* _Task objective_:
Across the listing below, how many lines include the string "корів"? Reply with the number alone.

* _Material supplied_:

──────────────────────────────

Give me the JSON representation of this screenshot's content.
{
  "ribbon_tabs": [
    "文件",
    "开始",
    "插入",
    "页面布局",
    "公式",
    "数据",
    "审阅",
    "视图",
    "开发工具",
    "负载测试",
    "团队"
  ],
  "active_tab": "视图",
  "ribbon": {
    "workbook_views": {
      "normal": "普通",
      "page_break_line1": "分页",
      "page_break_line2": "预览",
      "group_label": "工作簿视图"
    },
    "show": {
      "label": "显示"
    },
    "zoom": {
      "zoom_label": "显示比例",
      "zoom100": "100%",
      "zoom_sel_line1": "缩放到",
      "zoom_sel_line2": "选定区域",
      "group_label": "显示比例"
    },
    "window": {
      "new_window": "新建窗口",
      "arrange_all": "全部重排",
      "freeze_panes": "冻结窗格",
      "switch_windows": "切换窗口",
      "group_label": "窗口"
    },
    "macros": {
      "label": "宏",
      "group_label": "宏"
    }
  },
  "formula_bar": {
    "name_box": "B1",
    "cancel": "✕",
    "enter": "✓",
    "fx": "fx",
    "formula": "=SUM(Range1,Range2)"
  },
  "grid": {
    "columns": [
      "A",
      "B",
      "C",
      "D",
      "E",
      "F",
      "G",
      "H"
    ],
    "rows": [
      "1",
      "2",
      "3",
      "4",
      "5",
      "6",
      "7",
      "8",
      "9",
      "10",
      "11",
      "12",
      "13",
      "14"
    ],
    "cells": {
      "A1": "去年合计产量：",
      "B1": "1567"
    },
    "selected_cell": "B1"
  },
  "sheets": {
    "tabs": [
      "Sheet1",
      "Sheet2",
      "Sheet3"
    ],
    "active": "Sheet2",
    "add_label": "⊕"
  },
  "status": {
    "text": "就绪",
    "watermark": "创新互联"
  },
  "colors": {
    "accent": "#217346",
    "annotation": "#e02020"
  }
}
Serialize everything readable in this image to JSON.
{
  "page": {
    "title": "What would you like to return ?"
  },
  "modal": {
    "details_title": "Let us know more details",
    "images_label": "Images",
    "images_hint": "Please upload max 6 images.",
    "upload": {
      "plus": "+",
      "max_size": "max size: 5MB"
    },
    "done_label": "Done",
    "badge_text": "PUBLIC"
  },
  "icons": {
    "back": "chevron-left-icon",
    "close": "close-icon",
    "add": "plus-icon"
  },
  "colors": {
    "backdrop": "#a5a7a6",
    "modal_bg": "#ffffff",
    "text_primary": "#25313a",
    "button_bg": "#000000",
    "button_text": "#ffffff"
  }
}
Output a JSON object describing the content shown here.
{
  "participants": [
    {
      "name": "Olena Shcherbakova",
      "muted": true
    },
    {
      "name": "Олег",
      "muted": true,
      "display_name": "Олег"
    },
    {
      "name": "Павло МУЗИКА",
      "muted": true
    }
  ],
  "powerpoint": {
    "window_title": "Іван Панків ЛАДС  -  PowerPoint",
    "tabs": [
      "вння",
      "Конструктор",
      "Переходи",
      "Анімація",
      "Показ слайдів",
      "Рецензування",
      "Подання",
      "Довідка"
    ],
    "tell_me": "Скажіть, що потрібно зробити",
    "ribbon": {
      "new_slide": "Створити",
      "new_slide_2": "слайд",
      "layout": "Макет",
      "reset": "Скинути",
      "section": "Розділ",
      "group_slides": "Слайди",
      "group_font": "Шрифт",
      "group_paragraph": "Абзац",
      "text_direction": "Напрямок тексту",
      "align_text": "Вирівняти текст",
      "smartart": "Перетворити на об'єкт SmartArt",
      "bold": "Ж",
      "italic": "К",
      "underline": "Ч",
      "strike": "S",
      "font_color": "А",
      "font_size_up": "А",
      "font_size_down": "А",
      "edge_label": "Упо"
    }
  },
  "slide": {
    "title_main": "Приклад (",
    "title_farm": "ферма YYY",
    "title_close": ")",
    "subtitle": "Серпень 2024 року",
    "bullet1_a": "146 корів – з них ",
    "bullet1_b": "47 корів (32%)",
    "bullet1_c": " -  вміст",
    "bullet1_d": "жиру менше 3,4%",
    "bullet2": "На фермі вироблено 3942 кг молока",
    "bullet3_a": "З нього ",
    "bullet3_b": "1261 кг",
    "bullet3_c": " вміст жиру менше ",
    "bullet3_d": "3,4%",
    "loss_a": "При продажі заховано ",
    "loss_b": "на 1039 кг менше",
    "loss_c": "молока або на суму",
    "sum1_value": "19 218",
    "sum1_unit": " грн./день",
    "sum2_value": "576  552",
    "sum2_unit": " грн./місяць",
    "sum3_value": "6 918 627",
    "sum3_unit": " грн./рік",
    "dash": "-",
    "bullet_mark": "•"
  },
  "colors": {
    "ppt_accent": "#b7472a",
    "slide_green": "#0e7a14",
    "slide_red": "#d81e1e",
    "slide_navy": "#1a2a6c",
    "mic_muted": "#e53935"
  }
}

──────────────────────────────

* _Result of this exercise_:
2